=== Records to process ===
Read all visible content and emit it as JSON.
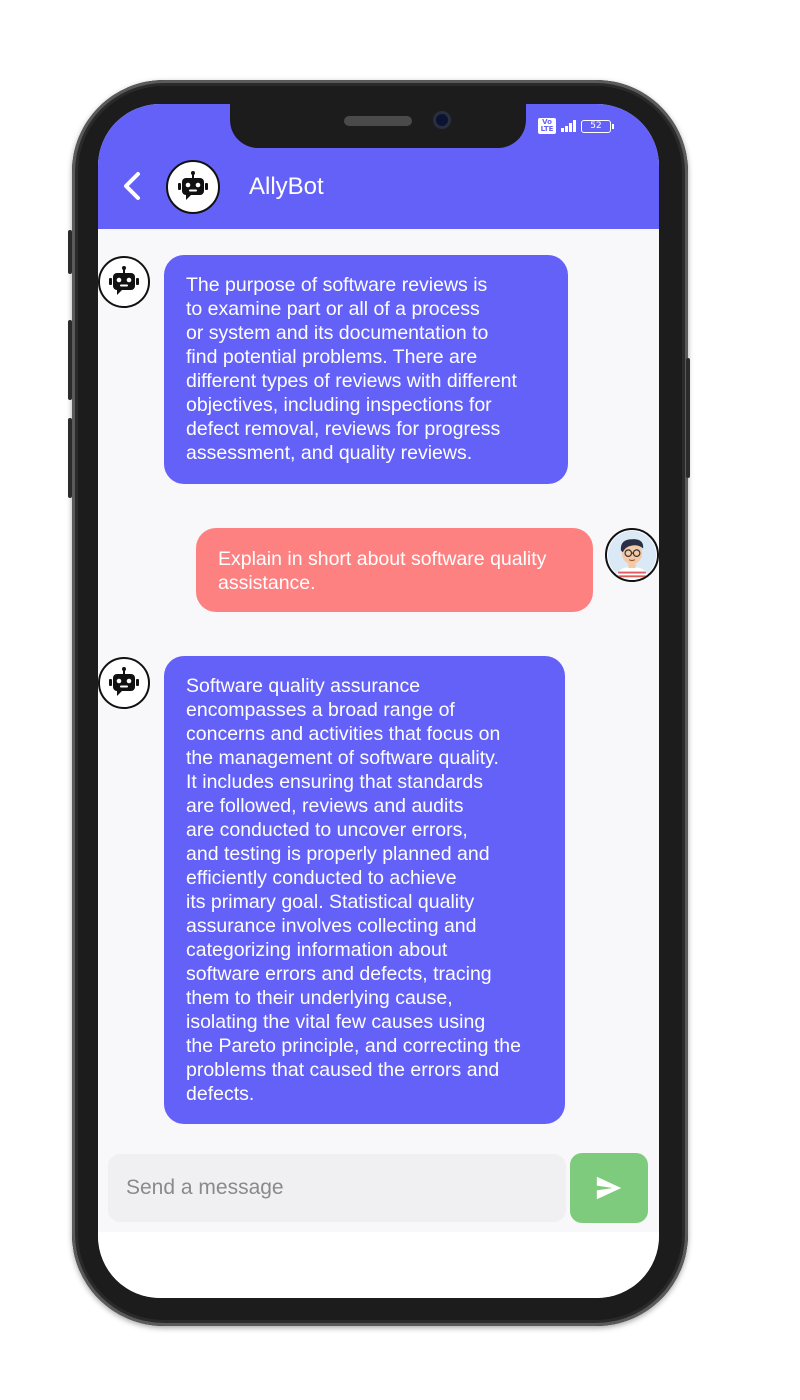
{
  "header": {
    "title": "AllyBot",
    "back_icon": "chevron-left-icon",
    "avatar_icon": "robot-icon",
    "color": "#6461f9"
  },
  "status_bar": {
    "network": "Vo LTE",
    "battery": "52"
  },
  "messages": [
    {
      "sender": "bot",
      "icon": "robot-icon",
      "lines": [
        "The purpose of software reviews is",
        "to examine part or all of a process",
        "or system and its documentation to",
        "find potential problems. There are",
        "different types of reviews with different",
        "objectives, including inspections for",
        "defect removal, reviews for progress",
        "assessment, and quality reviews."
      ]
    },
    {
      "sender": "user",
      "icon": "user-avatar-icon",
      "lines": [
        "Explain in short about software quality",
        "assistance."
      ]
    },
    {
      "sender": "bot",
      "icon": "robot-icon",
      "lines": [
        "Software quality assurance",
        "encompasses a broad range of",
        "concerns and activities that focus on",
        "the management of software quality.",
        "It includes ensuring that standards",
        "are followed, reviews and audits",
        "are conducted to uncover errors,",
        "and testing is properly planned and",
        "efficiently conducted to achieve",
        "its primary goal. Statistical quality",
        "assurance involves collecting and",
        "categorizing information about",
        "software errors and defects, tracing",
        "them to their underlying cause,",
        "isolating the vital few causes using",
        "the Pareto principle, and correcting the",
        "problems that caused the errors and",
        "defects."
      ]
    }
  ],
  "composer": {
    "placeholder": "Send a message",
    "send_icon": "send-icon",
    "send_color": "#7ecb7e"
  },
  "colors": {
    "bot_bubble": "#6461f9",
    "user_bubble": "#fe8181",
    "background": "#f8f8fb"
  }
}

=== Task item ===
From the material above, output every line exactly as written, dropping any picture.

=== Solution ===
Read all visible content and emit it as JSON.
{
  "header": {
    "title": "AllyBot",
    "back_icon": "chevron-left-icon",
    "avatar_icon": "robot-icon",
    "color": "#6461f9"
  },
  "status_bar": {
    "network": "Vo LTE",
    "battery": "52"
  },
  "messages": [
    {
      "sender": "bot",
      "icon": "robot-icon",
      "lines": [
        "The purpose of software reviews is",
        "to examine part or all of a process",
        "or system and its documentation to",
        "find potential problems. There are",
        "different types of reviews with different",
        "objectives, including inspections for",
        "defect removal, reviews for progress",
        "assessment, and quality reviews."
      ]
    },
    {
      "sender": "user",
      "icon": "user-avatar-icon",
      "lines": [
        "Explain in short about software quality",
        "assistance."
      ]
    },
    {
      "sender": "bot",
      "icon": "robot-icon",
      "lines": [
        "Software quality assurance",
        "encompasses a broad range of",
        "concerns and activities that focus on",
        "the management of software quality.",
        "It includes ensuring that standards",
        "are followed, reviews and audits",
        "are conducted to uncover errors,",
        "and testing is properly planned and",
        "efficiently conducted to achieve",
        "its primary goal. Statistical quality",
        "assurance involves collecting and",
        "categorizing information about",
        "software errors and defects, tracing",
        "them to their underlying cause,",
        "isolating the vital few causes using",
        "the Pareto principle, and correcting the",
        "problems that caused the errors and",
        "defects."
      ]
    }
  ],
  "composer": {
    "placeholder": "Send a message",
    "send_icon": "send-icon",
    "send_color": "#7ecb7e"
  },
  "colors": {
    "bot_bubble": "#6461f9",
    "user_bubble": "#fe8181",
    "background": "#f8f8fb"
  }
}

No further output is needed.